Rep. Elijah Cummings, ranking Democrat on the House Committee on Oversight and Government Reform, claimed on MSNBC, “The thing that I worry about with this argument about voter fraud is it gives the Republicans and others another tool and another reason to justify to the public of denying people the right to vote."
And Sen. Bernie Sanders, who challenged Clinton for the Democratic presidential nomination last year, asserted that voter fraud “barely exists,” and that the real problem is “voter suppression and the denial of voting rights,” which he claims is a result of voter ID laws.
Yet the data further disprove those claims, as well. A study of the 2010 and 2012 primaries and general elections by the University of California San Diego found that voter ID laws did not decrease minority turnout.

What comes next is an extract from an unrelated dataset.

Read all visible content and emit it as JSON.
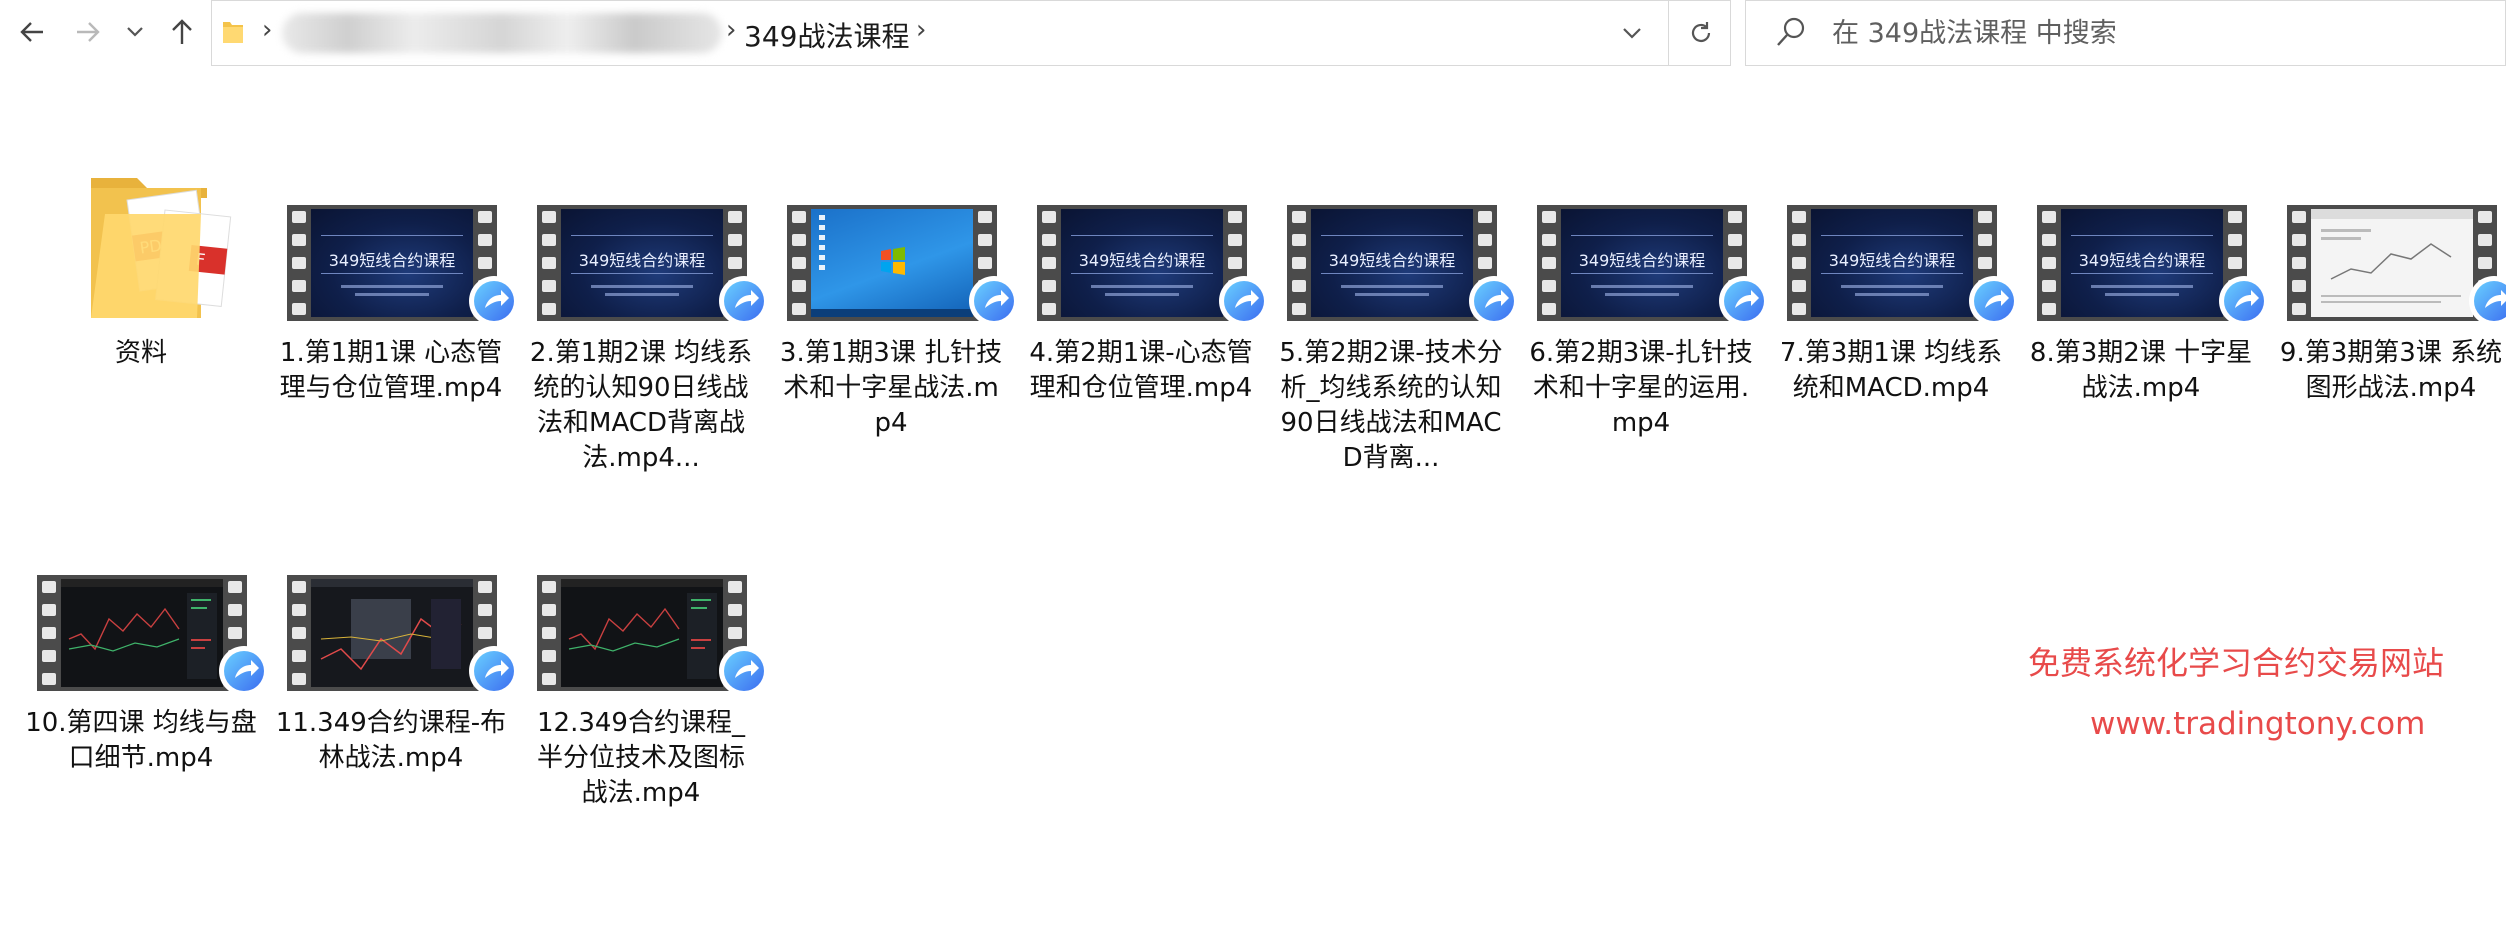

Furthermore, as observed by Wall Street Journal columnist Jason Riley, “Black voter turnout in 2012 exceeded the rate of white voter turnout, even in the states with the strictest voter ID laws.”
Years ago, the Washington Examiner noted the absurdity of claims that producing an ID is too much of a burden for voters by listing 24 things that require an ID, including alcohol, cigarettes, food stamps, getting on an airplane, buying an “M” rated video game, and purchasing certain over-the-counter cold medications. And while many of these prohibitions are imposed by state governments, some are also imposed by the very federal government that has pushed to stop voter ID laws.
The question is not whether voter fraud is real, but whether Democrats actually pretend not to notice it since it tends to work in their favor.